Seekell said it was his pleasure to serve and that he could not imagine doing anything else. It is a mentality shared by other service members that they serve because they want to and not because they are being forced to, he said.
He said he felt sure that he and all of the veterans at the ceremony, regardless of age probably could find something in common.
Seekell, 28, said that looking back over his military career that he didn't have the same mentality then that he has today.
"I think I was just content to be at work, do my job to the best of my ability, almost as if I wasn't aware of what all was going on around me," he said. "Now I wasn't always in combat operations as I was a couple of years ago with the military working dogs.
"I was more of a support element. I heard some things, and the things our troops are doing on the ground. I could see the history of our nation in combat. But I don't know that I devoted the kind of thought and reverence that I should have."
That all changed nearly three years ago while Seekell was serving at Bagram Air Base, Afghanistan. His job was to locate weapons caches, clear out the travels for convoys and otherwise keep troops safe on the ground so they could perform their operations.
On Mother's Day 2011, he was injured when an explosive device detonated beneath him.
The injuries were severe and resulted in his immediate evacuation to Walter Reed Medical Center in Washington, D.C. His left leg was amputated.
Seekell said he spent nearly four weeks in a hospital room with his wife and children and didn't see much of the outside world.
"I was contemplating how my life was going to be from then on out," he said. "I did a little bit of feeling sorry for myself. When I was healthy enough, according to the doctors anyway, I went down to the big physical training/therapy facility where they would teach me how to overcome my injuries. It was that one day, my first day out of my hospital room when things kind of clicked for me."

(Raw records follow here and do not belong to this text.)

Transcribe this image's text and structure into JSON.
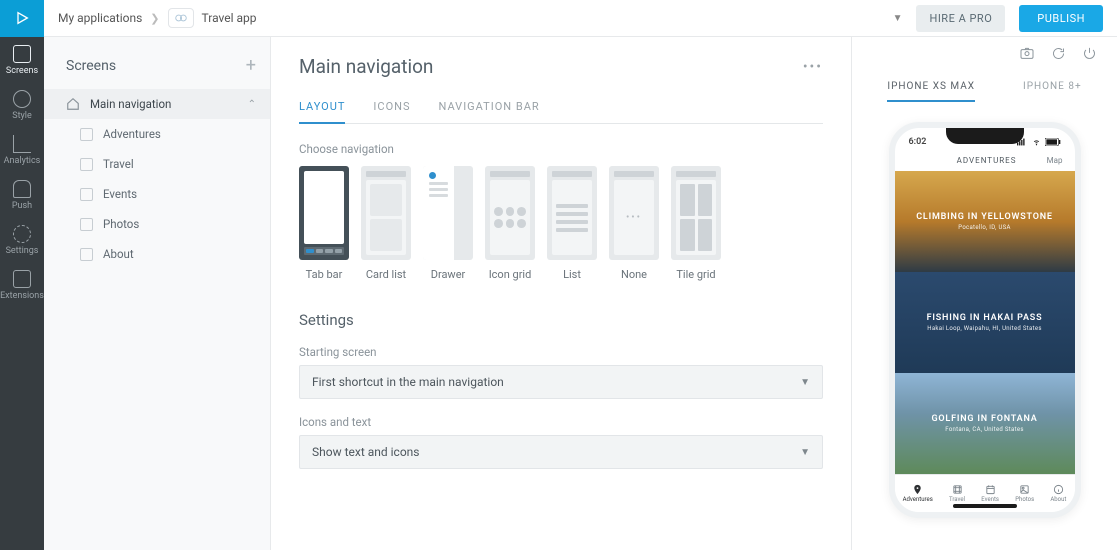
{
  "header": {
    "breadcrumb_root": "My applications",
    "app_name": "Travel app",
    "hire_pro": "HIRE A PRO",
    "publish": "PUBLISH"
  },
  "rail": [
    {
      "label": "Screens",
      "active": true
    },
    {
      "label": "Style"
    },
    {
      "label": "Analytics"
    },
    {
      "label": "Push"
    },
    {
      "label": "Settings"
    },
    {
      "label": "Extensions"
    }
  ],
  "screens": {
    "title": "Screens",
    "items": [
      {
        "label": "Main navigation",
        "type": "parent"
      },
      {
        "label": "Adventures",
        "type": "child"
      },
      {
        "label": "Travel",
        "type": "child"
      },
      {
        "label": "Events",
        "type": "child"
      },
      {
        "label": "Photos",
        "type": "child"
      },
      {
        "label": "About",
        "type": "child"
      }
    ]
  },
  "editor": {
    "title": "Main navigation",
    "tabs": [
      "LAYOUT",
      "ICONS",
      "NAVIGATION BAR"
    ],
    "choose_label": "Choose navigation",
    "layouts": [
      "Tab bar",
      "Card list",
      "Drawer",
      "Icon grid",
      "List",
      "None",
      "Tile grid"
    ],
    "settings_title": "Settings",
    "starting_label": "Starting screen",
    "starting_value": "First shortcut in the main navigation",
    "icons_label": "Icons and text",
    "icons_value": "Show text and icons"
  },
  "preview": {
    "tabs": [
      "IPHONE XS MAX",
      "IPHONE 8+"
    ],
    "clock": "6:02",
    "app_title": "ADVENTURES",
    "app_right": "Map",
    "tiles": [
      {
        "title": "CLIMBING IN YELLOWSTONE",
        "sub": "Pocatello, ID, USA",
        "bg": "linear-gradient(180deg,#d6a84e 0%,#b67a2b 50%,#2e3b45 100%)"
      },
      {
        "title": "FISHING IN HAKAI PASS",
        "sub": "Hakai Loop, Waipahu, HI, United States",
        "bg": "linear-gradient(180deg,#2b4a6e 0%,#1f3a57 100%)"
      },
      {
        "title": "GOLFING IN FONTANA",
        "sub": "Fontana, CA, United States",
        "bg": "linear-gradient(180deg,#8fb5d6 0%,#6f93a8 40%,#5e8a5a 100%)"
      }
    ],
    "bnav": [
      "Adventures",
      "Travel",
      "Events",
      "Photos",
      "About"
    ]
  }
}
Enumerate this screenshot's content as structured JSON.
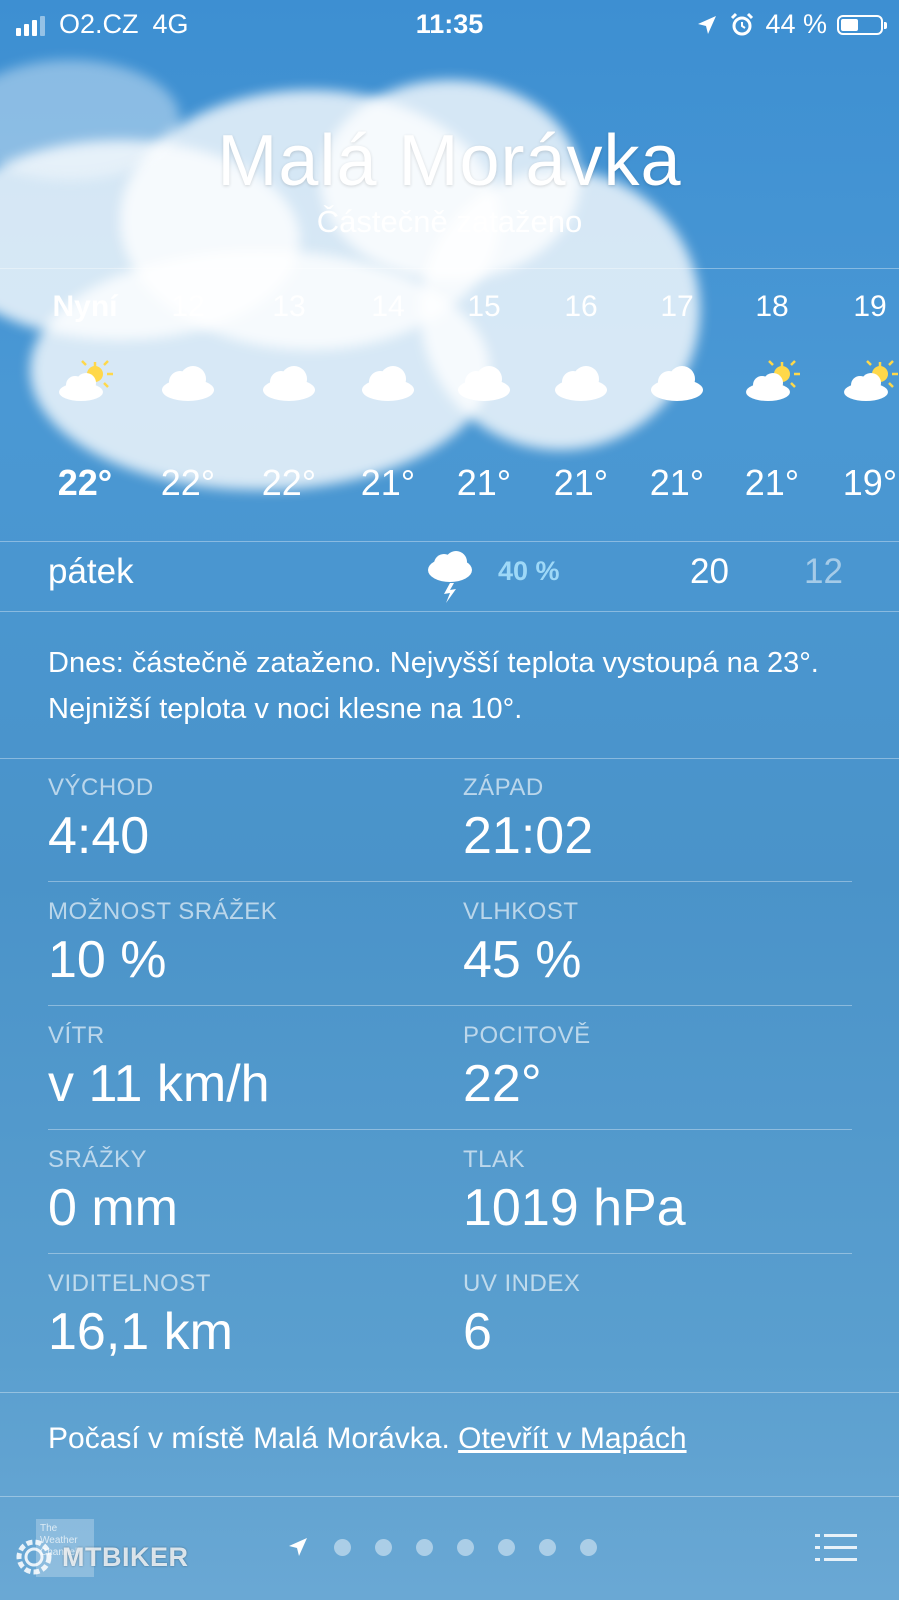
{
  "status_bar": {
    "carrier": "O2.CZ",
    "network": "4G",
    "time": "11:35",
    "battery": "44 %",
    "battery_level": 0.44,
    "icons": [
      "signal-icon",
      "location-arrow-icon",
      "alarm-icon",
      "battery-icon"
    ]
  },
  "location": {
    "city": "Malá Morávka",
    "condition": "Částečně zataženo"
  },
  "hourly": [
    {
      "label": "Nyní",
      "temp": "22°",
      "icon": "partly-sunny-icon"
    },
    {
      "label": "12",
      "temp": "22°",
      "icon": "cloud-icon"
    },
    {
      "label": "13",
      "temp": "22°",
      "icon": "cloud-icon"
    },
    {
      "label": "14",
      "temp": "21°",
      "icon": "cloud-icon"
    },
    {
      "label": "15",
      "temp": "21°",
      "icon": "cloud-icon"
    },
    {
      "label": "16",
      "temp": "21°",
      "icon": "cloud-icon"
    },
    {
      "label": "17",
      "temp": "21°",
      "icon": "cloud-icon"
    },
    {
      "label": "18",
      "temp": "21°",
      "icon": "partly-sunny-icon"
    },
    {
      "label": "19",
      "temp": "19°",
      "icon": "partly-sunny-icon"
    }
  ],
  "today": {
    "day": "pátek",
    "precip": "40 %",
    "icon": "thunderstorm-icon",
    "high": "20",
    "low": "12"
  },
  "summary": "Dnes: částečně zataženo. Nejvyšší teplota vystoupá na 23°. Nejnižší teplota v noci klesne na 10°.",
  "details": [
    {
      "left_label": "VÝCHOD",
      "left_value": "4:40",
      "right_label": "ZÁPAD",
      "right_value": "21:02"
    },
    {
      "left_label": "MOŽNOST SRÁŽEK",
      "left_value": "10 %",
      "right_label": "VLHKOST",
      "right_value": "45 %"
    },
    {
      "left_label": "VÍTR",
      "left_value": "v 11 km/h",
      "right_label": "POCITOVĚ",
      "right_value": "22°"
    },
    {
      "left_label": "SRÁŽKY",
      "left_value": "0 mm",
      "right_label": "TLAK",
      "right_value": "1019 hPa"
    },
    {
      "left_label": "VIDITELNOST",
      "left_value": "16,1 km",
      "right_label": "UV INDEX",
      "right_value": "6"
    }
  ],
  "footer": {
    "text": "Počasí v místě Malá Morávka.",
    "link": "Otevřít v Mapách"
  },
  "tab_bar": {
    "logo_text": "The Weather Channel",
    "watermark": "MTBIKER",
    "page_count": 7,
    "icons": [
      "weather-channel-logo",
      "location-arrow-icon",
      "list-icon"
    ]
  },
  "colors": {
    "precip_accent": "#9ed8f7",
    "background_top": "#3d8fd2",
    "background_bottom": "#6aa8d4"
  }
}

Seekell said he wheeled through the door because he was in a wheelchair and saw what appeared to be countless other men and women that were in the same shoes he was, working to overcome their injuries.